# RECORDS SHOWN
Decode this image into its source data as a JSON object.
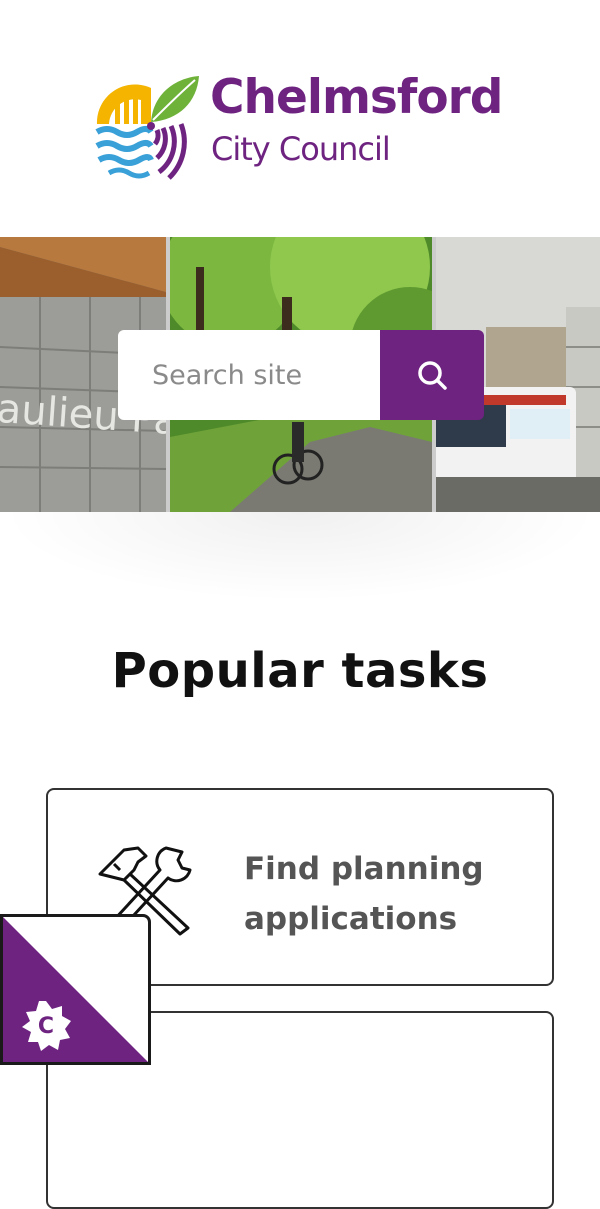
{
  "header": {
    "logo_line1": "Chelmsford",
    "logo_line2": "City Council",
    "logo_icon": "chelmsford-logo-mark"
  },
  "search": {
    "placeholder": "Search site",
    "button_icon": "search-icon"
  },
  "popular": {
    "title": "Popular tasks",
    "tasks": [
      {
        "label": "Find planning applications",
        "icon": "hammer-wrench-icon"
      },
      {
        "label": "",
        "icon": ""
      }
    ]
  },
  "cookie_badge": {
    "letter": "C",
    "icon": "cookie-settings-icon"
  },
  "colors": {
    "brand_purple": "#6e2381",
    "logo_yellow": "#f4b400",
    "logo_green": "#6fb23a",
    "logo_blue": "#3aa0d8"
  }
}
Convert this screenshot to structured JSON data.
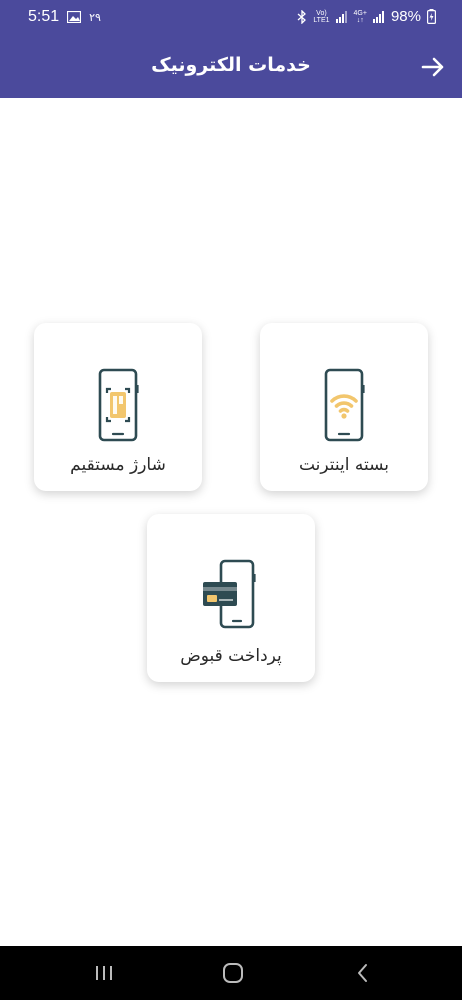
{
  "status": {
    "time": "5:51",
    "date": "۲۹",
    "net_top": "Vo)",
    "net_bottom": "LTE1",
    "net2_top": "4G+",
    "battery": "98%"
  },
  "header": {
    "title": "خدمات الکترونیک"
  },
  "services": [
    {
      "label": "بسته اینترنت"
    },
    {
      "label": "شارژ مستقیم"
    },
    {
      "label": "پرداخت قبوض"
    }
  ],
  "colors": {
    "primary": "#4b4a9c",
    "icon_dark": "#2e4b52",
    "icon_accent": "#f2c66d"
  },
  "icons": {
    "back": "arrow-right-icon",
    "internet": "phone-wifi-icon",
    "charge": "phone-sim-icon",
    "bills": "phone-card-icon"
  }
}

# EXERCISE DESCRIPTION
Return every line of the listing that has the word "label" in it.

# EXERCISE ANSWER
        "label": "Find planning applications",
        "label": "",
      "label": "بسته اینترنت"
      "label": "شارژ مستقیم"
      "label": "پرداخت قبوض"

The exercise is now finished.